Psychology teacher Mrs. Emily Smith has only seen one episode of Euphoria, but that was enough for her to understand the gist. The seniors and juniors in her Honors Psychology classes continually reference the show, especially during their unit on sexual motivation. Mrs. Smith says that she thinks “explicit shows damage our ability to perceive what life and sex should be.” In season one of Euphoria, one of the main characters, Nate Jacobs, strangles his girlfriend, Maddy Perez, by the neck. Later on in season two, he puts a gun up to her head while threatening her. There becomes an added concern when domestic violence and sexual assault are continuously played for children who have yet to understand the severity of it.

The show’s characters are not just engaging in inappropriate adult behavior.
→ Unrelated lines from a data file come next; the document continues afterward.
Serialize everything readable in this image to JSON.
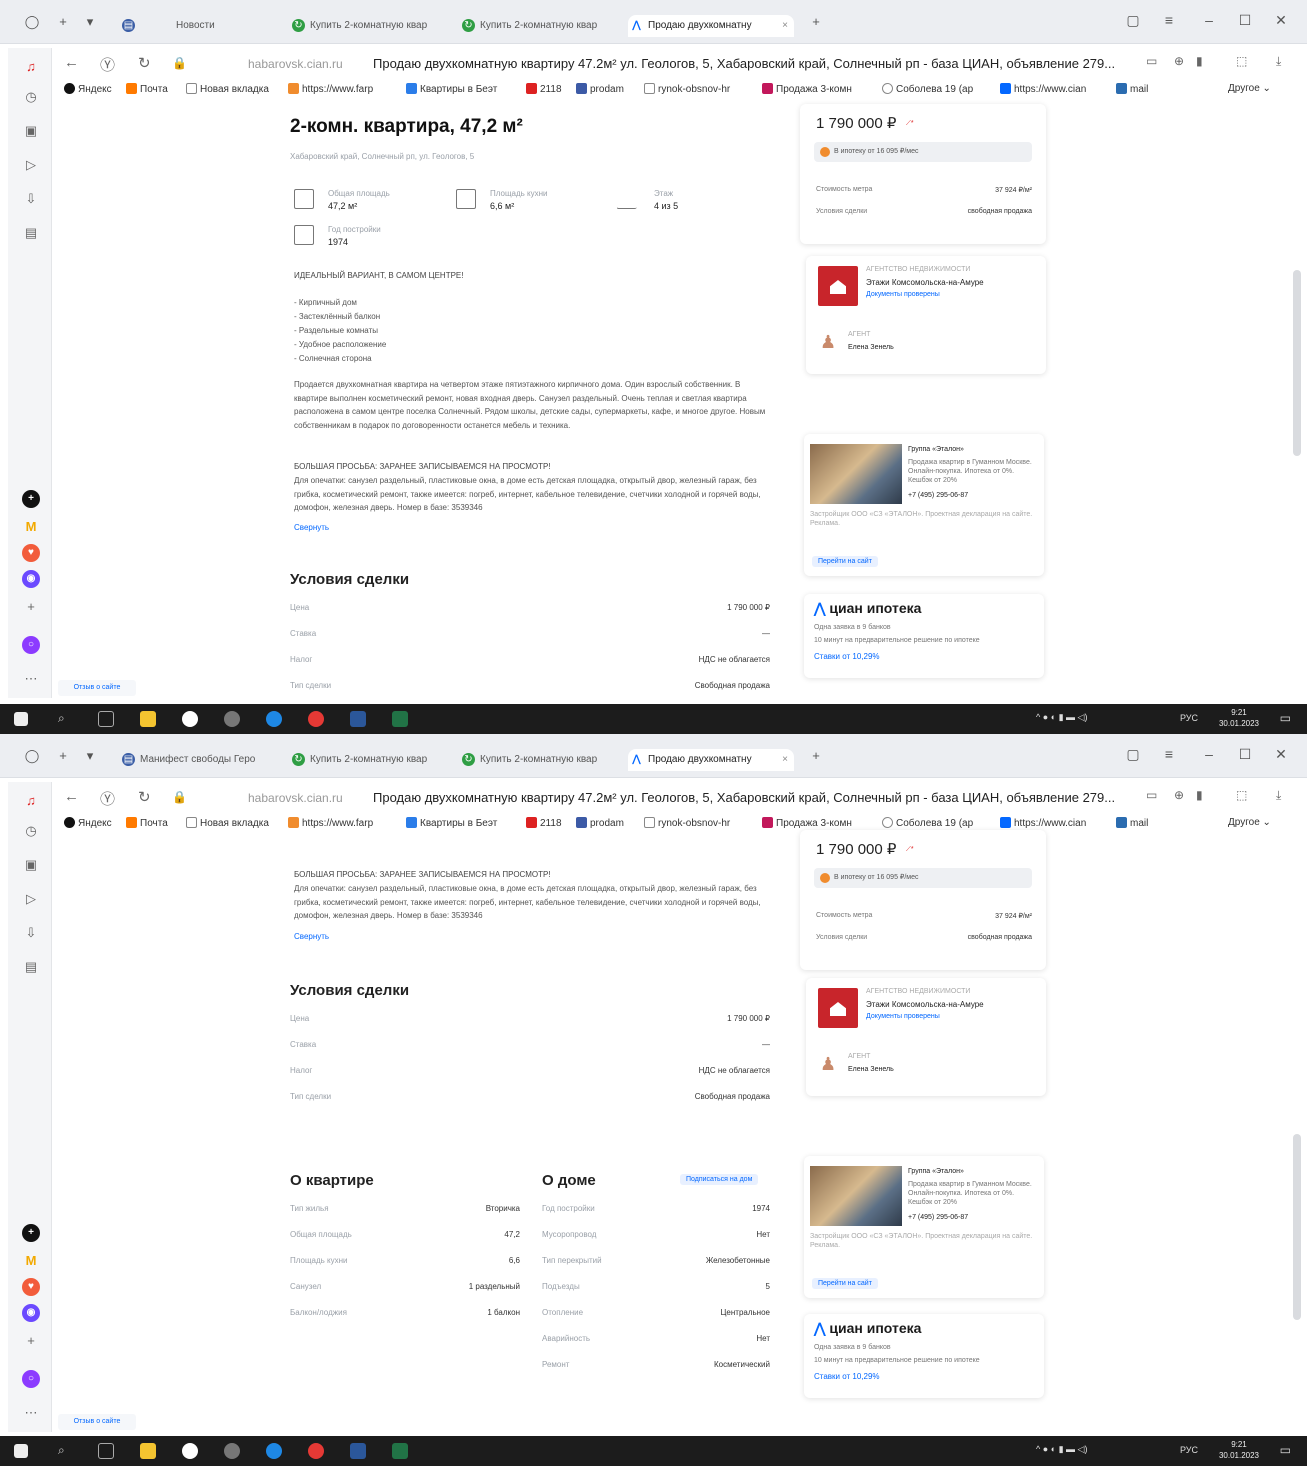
{
  "browser": {
    "tabs_shot1": [
      "Новости",
      "Купить 2-комнатную квар",
      "Купить 2-комнатную квар",
      "Продаю двухкомнатну"
    ],
    "tabs_shot2": [
      "Манифест свободы Геро",
      "Купить 2-комнатную квар",
      "Купить 2-комнатную квар",
      "Продаю двухкомнатну"
    ],
    "url_domain": "habarovsk.cian.ru",
    "page_title": "Продаю двухкомнатную квартиру 47.2м² ул. Геологов, 5, Хабаровский край, Солнечный рп - база ЦИАН, объявление 279...",
    "bookmarks": [
      "Яндекс",
      "Почта",
      "Новая вкладка",
      "https://www.farp",
      "Квартиры в Беэт",
      "2118",
      "prodam",
      "rynok-obsnov-hr",
      "Продажа 3-комн",
      "Соболева 19 (ар",
      "https://www.cian",
      "mail",
      "Другое"
    ]
  },
  "listing": {
    "title": "2-комн. квартира, 47,2 м²",
    "address": "Хабаровский край, Солнечный рп, ул. Геологов, 5",
    "facts": [
      {
        "label": "Общая площадь",
        "value": "47,2 м²"
      },
      {
        "label": "Площадь кухни",
        "value": "6,6 м²"
      },
      {
        "label": "Этаж",
        "value": "4 из 5"
      },
      {
        "label": "Год постройки",
        "value": "1974"
      }
    ],
    "headline": "ИДЕАЛЬНЫЙ ВАРИАНТ, В САМОМ ЦЕНТРЕ!",
    "bullets": [
      "- Кирпичный дом",
      "- Застеклённый балкон",
      "- Раздельные комнаты",
      "- Удобное расположение",
      "- Солнечная сторона"
    ],
    "desc1": "Продается двухкомнатная квартира на четвертом этаже пятиэтажного кирпичного дома. Один взрослый собственник. В квартире выполнен косметический ремонт, новая входная дверь. Санузел раздельный. Очень теплая и светлая квартира расположена в самом центре поселка Солнечный. Рядом школы, детские сады, супермаркеты, кафе, и многое другое. Новым собственникам в подарок по договоренности останется мебель и техника.",
    "headline2": "БОЛЬШАЯ ПРОСЬБА: ЗАРАНЕЕ ЗАПИСЫВАЕМСЯ НА ПРОСМОТР!",
    "desc2": "Для опечатки: санузел раздельный, пластиковые окна, в доме есть детская площадка, открытый двор, железный гараж, без грибка, косметический ремонт, также имеется: погреб, интернет, кабельное телевидение, счетчики холодной и горячей воды, домофон, железная дверь. Номер в базе: 3539346",
    "collapse": "Свернуть"
  },
  "deal": {
    "title": "Условия сделки",
    "rows": [
      {
        "k": "Цена",
        "v": "1 790 000 ₽"
      },
      {
        "k": "Ставка",
        "v": "—"
      },
      {
        "k": "Налог",
        "v": "НДС не облагается"
      },
      {
        "k": "Тип сделки",
        "v": "Свободная продажа"
      }
    ]
  },
  "about_flat": {
    "title": "О квартире",
    "rows": [
      {
        "k": "Тип жилья",
        "v": "Вторичка"
      },
      {
        "k": "Общая площадь",
        "v": "47,2"
      },
      {
        "k": "Площадь кухни",
        "v": "6,6"
      },
      {
        "k": "Санузел",
        "v": "1 раздельный"
      },
      {
        "k": "Балкон/лоджия",
        "v": "1 балкон"
      }
    ]
  },
  "about_house": {
    "title": "О доме",
    "badge": "Подписаться на дом",
    "rows": [
      {
        "k": "Год постройки",
        "v": "1974"
      },
      {
        "k": "Мусоропровод",
        "v": "Нет"
      },
      {
        "k": "Тип перекрытий",
        "v": "Железобетонные"
      },
      {
        "k": "Подъезды",
        "v": "5"
      },
      {
        "k": "Отопление",
        "v": "Центральное"
      },
      {
        "k": "Аварийность",
        "v": "Нет"
      },
      {
        "k": "Ремонт",
        "v": "Косметический"
      }
    ]
  },
  "sidebar_card": {
    "price": "1 790 000 ₽",
    "mortgage": "В ипотеку от 16 095 ₽/мес",
    "row1_k": "Стоимость метра",
    "row1_v": "37 924 ₽/м²",
    "row2_k": "Условия сделки",
    "row2_v": "свободная продажа"
  },
  "agency": {
    "label": "АГЕНТСТВО НЕДВИЖИМОСТИ",
    "name": "Этажи Комсомольска-на-Амуре",
    "docs": "Документы проверены",
    "agent_label": "АГЕНТ",
    "agent_name": "Елена Зенель"
  },
  "ad": {
    "title": "Группа «Эталон»",
    "text": "Продажа квартир в Гуманном Москве. Онлайн-покупка. Ипотека от 0%. Кешбэк от 20%",
    "phone": "+7 (495) 295-06-87",
    "fine": "Застройщик ООО «СЗ «ЭТАЛОН». Проектная декларация на сайте. Реклама.",
    "cta": "Перейти на сайт"
  },
  "ipoteka": {
    "brand": "циан ипотека",
    "line1": "Одна заявка в 9 банков",
    "line2": "10 минут на предварительное решение по ипотеке",
    "rate": "Ставки от 10,29%"
  },
  "footer": {
    "label": "Отзыв о сайте"
  },
  "taskbar": {
    "lang": "РУС",
    "time": "9:21",
    "date": "30.01.2023"
  }
}
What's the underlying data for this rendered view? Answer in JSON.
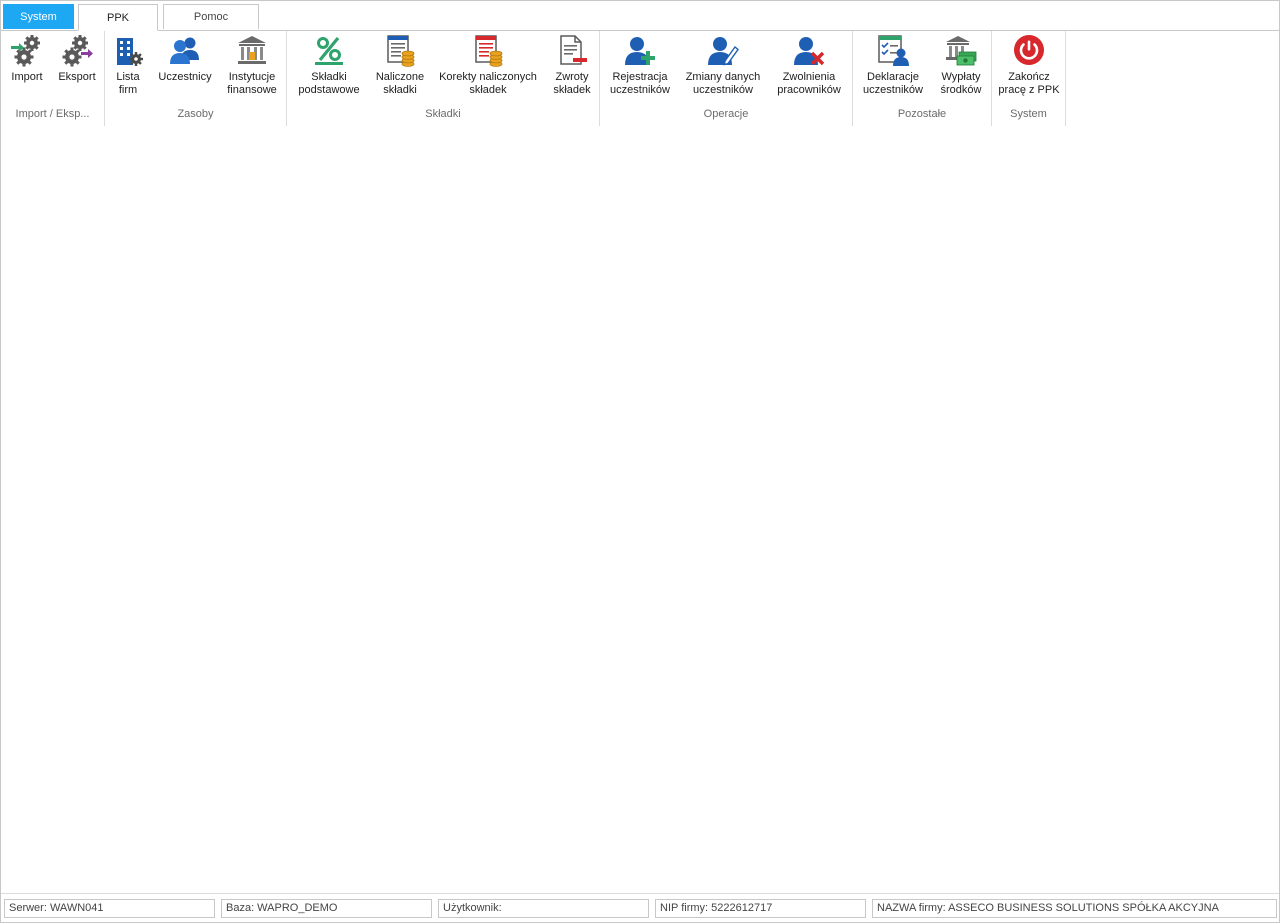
{
  "tabs": [
    "System",
    "PPK",
    "Pomoc"
  ],
  "ribbon": {
    "import_export": {
      "label": "Import / Eksp...",
      "import": [
        "Import"
      ],
      "export": [
        "Eksport"
      ]
    },
    "zasoby": {
      "label": "Zasoby",
      "lista_firm": [
        "Lista",
        "firm"
      ],
      "uczestnicy": [
        "Uczestnicy"
      ],
      "instytucje": [
        "Instytucje",
        "finansowe"
      ]
    },
    "skladki": {
      "label": "Składki",
      "podstawowe": [
        "Składki",
        "podstawowe"
      ],
      "naliczone": [
        "Naliczone",
        "składki"
      ],
      "korekty": [
        "Korekty naliczonych",
        "składek"
      ],
      "zwroty": [
        "Zwroty",
        "składek"
      ]
    },
    "operacje": {
      "label": "Operacje",
      "rejestracja": [
        "Rejestracja",
        "uczestników"
      ],
      "zmiany": [
        "Zmiany danych",
        "uczestników"
      ],
      "zwolnienia": [
        "Zwolnienia",
        "pracowników"
      ]
    },
    "pozostale": {
      "label": "Pozostałe",
      "deklaracje": [
        "Deklaracje",
        "uczestników"
      ],
      "wyplaty": [
        "Wypłaty",
        "środków"
      ]
    },
    "system": {
      "label": "System",
      "zakoncz": [
        "Zakończ",
        "pracę z PPK"
      ]
    }
  },
  "status": {
    "server": "Serwer: WAWN041",
    "database": "Baza: WAPRO_DEMO",
    "user": "Użytkownik:",
    "nip": "NIP firmy: 5222612717",
    "company": "NAZWA firmy: ASSECO BUSINESS SOLUTIONS SPÓŁKA AKCYJNA"
  },
  "colors": {
    "accent_tab": "#1ea7f2",
    "icon_blue": "#1f5fb3",
    "icon_green": "#2ea36b",
    "icon_red": "#d7282e",
    "icon_purple": "#8a3fa0",
    "gear_gray": "#5a5a5a"
  },
  "icons": [
    "gears-import-icon",
    "gears-export-icon",
    "building-gear-icon",
    "users-icon",
    "bank-icon",
    "percent-icon",
    "document-coins-icon",
    "document-coins-red-icon",
    "document-minus-icon",
    "user-add-icon",
    "user-edit-icon",
    "user-remove-icon",
    "checklist-user-icon",
    "bank-money-icon",
    "power-icon"
  ]
}
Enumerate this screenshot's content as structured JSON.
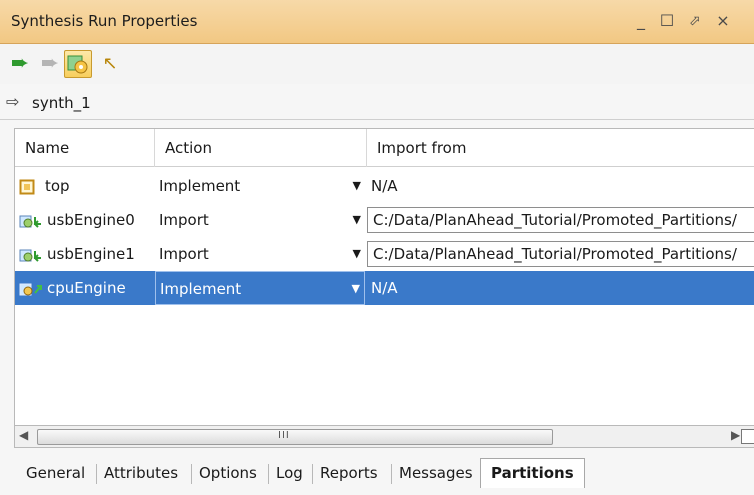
{
  "window": {
    "title": "Synthesis Run Properties",
    "controls": [
      "minimize-icon",
      "maximize-icon",
      "float-icon",
      "close-icon"
    ]
  },
  "toolbar": {
    "buttons": [
      {
        "icon": "back-arrow-icon",
        "color": "#2f9a2f"
      },
      {
        "icon": "forward-arrow-icon",
        "color": "#b9b9b9"
      },
      {
        "icon": "gear-settings-icon",
        "active": true
      },
      {
        "icon": "pointer-icon"
      }
    ]
  },
  "breadcrumb": {
    "label": "synth_1"
  },
  "table": {
    "columns": [
      "Name",
      "Action",
      "Import from"
    ],
    "rows": [
      {
        "name": "top",
        "action": "Implement",
        "import_from": "N/A",
        "icon": "partition-box-icon",
        "selected": false
      },
      {
        "name": "usbEngine0",
        "action": "Import",
        "import_from": "C:/Data/PlanAhead_Tutorial/Promoted_Partitions/",
        "icon": "partition-import-icon",
        "selected": false
      },
      {
        "name": "usbEngine1",
        "action": "Import",
        "import_from": "C:/Data/PlanAhead_Tutorial/Promoted_Partitions/",
        "icon": "partition-import-icon",
        "selected": false
      },
      {
        "name": "cpuEngine",
        "action": "Implement",
        "import_from": "N/A",
        "icon": "partition-implement-icon",
        "selected": true
      }
    ]
  },
  "scrollbar": {
    "grip": "III"
  },
  "tabs": [
    "General",
    "Attributes",
    "Options",
    "Log",
    "Reports",
    "Messages",
    "Partitions"
  ],
  "active_tab": "Partitions",
  "colors": {
    "titlebar": "#f2c883",
    "selection": "#3a79c9"
  }
}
They also, as 20+ year olds, have adult bodies. “There is some damage being done because what they see as a normal body doesn’t match their own,” Mrs. Smith said. “There is a dissonance from how they think they should look.” On social media platforms such as Instagram and TikTok, users have found pictures of the actors when they were in High School showing the dramatic difference.

“I have the same problem as I did when watching 13 Reasons Why: it does not seem like there is a trusted adult in the show,” said Director of Counseling Mrs. Megan Broderick. In light of the recent events on our campus, Mrs. Broderick explained her general concerns about the lack of trust with adults among younger generations. During the emergency assembly to notify students of the racist and anti-Semitic attacks at Bishop’s, she spoke to the entire Upper School community letting them know that she was there for them.

Mrs. Smith and Mrs. Broderick both agree on the need for kids to have conversations with their parents about behaviors like this. “If parents are talking to their kids openly and honestly about healthy sexual relationships, the show shouldn’t be a problem; but they’re not,” said Mrs. Smith. She and Mrs. Broderick both spoke to their belief that students’ “sex and social ed” being taught through technology is a dangerous slope. However, Mrs. Smith does find the show to be more acceptable when young viewers have conversed about the explicit content with trusted adults.

Adding on, Mrs. Broderick said that “it’s developmentally normal for young people to be attracted to danger and risks, but there comes a point where it is too risky.” If you watch Euphoria, no matter what age, please be advised that it is triggering to groups that suffer from addiction, abuse, and alcoholism.

Will Keefe (‘23) believes that people his age “understand that it is more than drugs, sex, alcohol, and the danger. It shows real characters who make real mistakes,” he said. “Something that we can relate to.”